#### Items from a dataset
##########

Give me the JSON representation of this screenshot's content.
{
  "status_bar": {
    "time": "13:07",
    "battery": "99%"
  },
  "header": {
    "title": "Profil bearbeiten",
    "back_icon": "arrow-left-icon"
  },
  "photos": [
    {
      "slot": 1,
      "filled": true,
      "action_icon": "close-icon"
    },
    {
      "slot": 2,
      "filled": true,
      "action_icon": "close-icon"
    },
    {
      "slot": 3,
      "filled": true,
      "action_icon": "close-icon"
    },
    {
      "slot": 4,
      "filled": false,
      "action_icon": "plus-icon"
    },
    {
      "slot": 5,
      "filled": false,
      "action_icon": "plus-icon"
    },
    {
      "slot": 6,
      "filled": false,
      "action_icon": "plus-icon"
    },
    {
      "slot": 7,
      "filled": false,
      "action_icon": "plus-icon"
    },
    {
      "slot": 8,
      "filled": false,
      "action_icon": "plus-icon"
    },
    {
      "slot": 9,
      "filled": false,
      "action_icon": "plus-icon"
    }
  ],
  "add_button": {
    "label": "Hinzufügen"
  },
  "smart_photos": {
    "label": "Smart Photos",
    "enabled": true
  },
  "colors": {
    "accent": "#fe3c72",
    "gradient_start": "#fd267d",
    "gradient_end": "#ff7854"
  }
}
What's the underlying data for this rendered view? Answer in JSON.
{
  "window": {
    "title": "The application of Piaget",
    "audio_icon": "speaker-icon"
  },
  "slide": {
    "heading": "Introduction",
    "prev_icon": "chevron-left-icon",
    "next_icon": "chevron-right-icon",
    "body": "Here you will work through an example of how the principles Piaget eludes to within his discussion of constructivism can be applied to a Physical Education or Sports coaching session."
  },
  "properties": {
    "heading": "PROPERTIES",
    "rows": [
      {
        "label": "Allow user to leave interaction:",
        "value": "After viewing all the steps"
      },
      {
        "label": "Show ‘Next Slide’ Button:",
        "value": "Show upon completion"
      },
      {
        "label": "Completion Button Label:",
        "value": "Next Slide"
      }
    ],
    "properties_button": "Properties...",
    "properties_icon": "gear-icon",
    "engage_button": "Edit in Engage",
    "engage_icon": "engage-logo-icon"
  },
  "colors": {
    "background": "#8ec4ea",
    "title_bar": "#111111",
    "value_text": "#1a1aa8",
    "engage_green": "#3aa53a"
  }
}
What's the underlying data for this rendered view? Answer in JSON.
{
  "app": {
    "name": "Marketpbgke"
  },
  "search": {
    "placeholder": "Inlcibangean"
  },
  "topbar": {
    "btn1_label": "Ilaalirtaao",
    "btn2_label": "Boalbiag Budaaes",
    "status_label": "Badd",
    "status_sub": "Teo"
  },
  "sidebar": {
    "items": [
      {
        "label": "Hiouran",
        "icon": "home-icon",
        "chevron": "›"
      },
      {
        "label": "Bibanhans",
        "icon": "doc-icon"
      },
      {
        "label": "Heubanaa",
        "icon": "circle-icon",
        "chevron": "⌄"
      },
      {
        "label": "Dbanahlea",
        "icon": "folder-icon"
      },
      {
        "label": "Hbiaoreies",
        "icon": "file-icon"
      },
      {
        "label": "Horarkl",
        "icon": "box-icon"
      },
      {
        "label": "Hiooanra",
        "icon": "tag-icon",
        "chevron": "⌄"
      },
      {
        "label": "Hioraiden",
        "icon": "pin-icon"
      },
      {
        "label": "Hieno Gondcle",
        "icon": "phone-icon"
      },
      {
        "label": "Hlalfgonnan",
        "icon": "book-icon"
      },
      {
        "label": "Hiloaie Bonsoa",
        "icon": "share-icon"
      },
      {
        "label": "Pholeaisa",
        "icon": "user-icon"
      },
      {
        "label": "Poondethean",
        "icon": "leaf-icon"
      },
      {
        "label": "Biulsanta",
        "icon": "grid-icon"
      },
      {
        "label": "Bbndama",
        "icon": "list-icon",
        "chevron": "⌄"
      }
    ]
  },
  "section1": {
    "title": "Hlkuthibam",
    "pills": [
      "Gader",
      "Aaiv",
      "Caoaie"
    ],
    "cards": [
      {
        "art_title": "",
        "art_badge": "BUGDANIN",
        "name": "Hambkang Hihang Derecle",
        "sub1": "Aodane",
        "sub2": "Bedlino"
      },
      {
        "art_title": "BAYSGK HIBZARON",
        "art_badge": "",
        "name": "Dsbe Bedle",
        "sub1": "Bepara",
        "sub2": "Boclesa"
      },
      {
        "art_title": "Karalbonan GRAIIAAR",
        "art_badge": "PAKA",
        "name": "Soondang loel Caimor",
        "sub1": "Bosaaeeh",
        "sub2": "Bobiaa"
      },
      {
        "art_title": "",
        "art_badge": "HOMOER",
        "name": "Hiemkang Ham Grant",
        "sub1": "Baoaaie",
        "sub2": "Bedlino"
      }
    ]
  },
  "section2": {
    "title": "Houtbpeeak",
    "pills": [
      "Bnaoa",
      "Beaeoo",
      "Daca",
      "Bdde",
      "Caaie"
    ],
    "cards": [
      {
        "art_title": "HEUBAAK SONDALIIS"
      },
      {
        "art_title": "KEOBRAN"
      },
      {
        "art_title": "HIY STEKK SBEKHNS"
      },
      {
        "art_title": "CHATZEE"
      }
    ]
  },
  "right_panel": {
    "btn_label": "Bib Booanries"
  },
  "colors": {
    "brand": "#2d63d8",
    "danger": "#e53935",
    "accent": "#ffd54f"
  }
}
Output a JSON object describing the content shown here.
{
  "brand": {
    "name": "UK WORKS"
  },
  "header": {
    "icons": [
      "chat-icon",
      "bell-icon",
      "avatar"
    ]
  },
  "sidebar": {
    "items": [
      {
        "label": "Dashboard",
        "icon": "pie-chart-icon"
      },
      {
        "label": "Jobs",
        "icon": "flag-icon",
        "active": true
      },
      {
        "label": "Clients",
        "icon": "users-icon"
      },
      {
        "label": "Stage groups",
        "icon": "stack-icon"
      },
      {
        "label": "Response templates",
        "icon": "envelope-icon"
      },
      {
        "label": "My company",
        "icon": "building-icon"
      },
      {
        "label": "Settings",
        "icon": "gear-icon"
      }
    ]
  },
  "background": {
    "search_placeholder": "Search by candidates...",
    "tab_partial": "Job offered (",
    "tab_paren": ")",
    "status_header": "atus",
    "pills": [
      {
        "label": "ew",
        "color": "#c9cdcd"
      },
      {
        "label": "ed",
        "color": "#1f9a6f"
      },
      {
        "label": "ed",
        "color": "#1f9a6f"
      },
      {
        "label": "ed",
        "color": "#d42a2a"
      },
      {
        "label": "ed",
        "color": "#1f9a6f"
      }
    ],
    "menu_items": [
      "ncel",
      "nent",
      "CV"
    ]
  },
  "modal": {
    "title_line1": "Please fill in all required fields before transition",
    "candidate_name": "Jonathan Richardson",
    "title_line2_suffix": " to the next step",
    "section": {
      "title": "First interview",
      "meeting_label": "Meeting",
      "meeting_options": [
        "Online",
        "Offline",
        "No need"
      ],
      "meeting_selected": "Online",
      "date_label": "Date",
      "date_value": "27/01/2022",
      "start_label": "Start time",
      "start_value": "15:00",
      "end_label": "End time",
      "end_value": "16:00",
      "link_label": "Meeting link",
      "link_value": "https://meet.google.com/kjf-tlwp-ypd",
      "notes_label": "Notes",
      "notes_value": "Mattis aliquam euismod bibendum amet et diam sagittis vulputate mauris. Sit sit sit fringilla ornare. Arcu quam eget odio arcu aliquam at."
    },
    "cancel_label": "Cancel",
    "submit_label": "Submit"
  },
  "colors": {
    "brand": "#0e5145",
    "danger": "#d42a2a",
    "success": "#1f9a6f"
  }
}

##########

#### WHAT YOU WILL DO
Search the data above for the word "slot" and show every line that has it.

#### SOLUTION TO THIS PROBLEM
      "slot": 1,
      "slot": 2,
      "slot": 3,
      "slot": 4,
      "slot": 5,
      "slot": 6,
      "slot": 7,
      "slot": 8,
      "slot": 9,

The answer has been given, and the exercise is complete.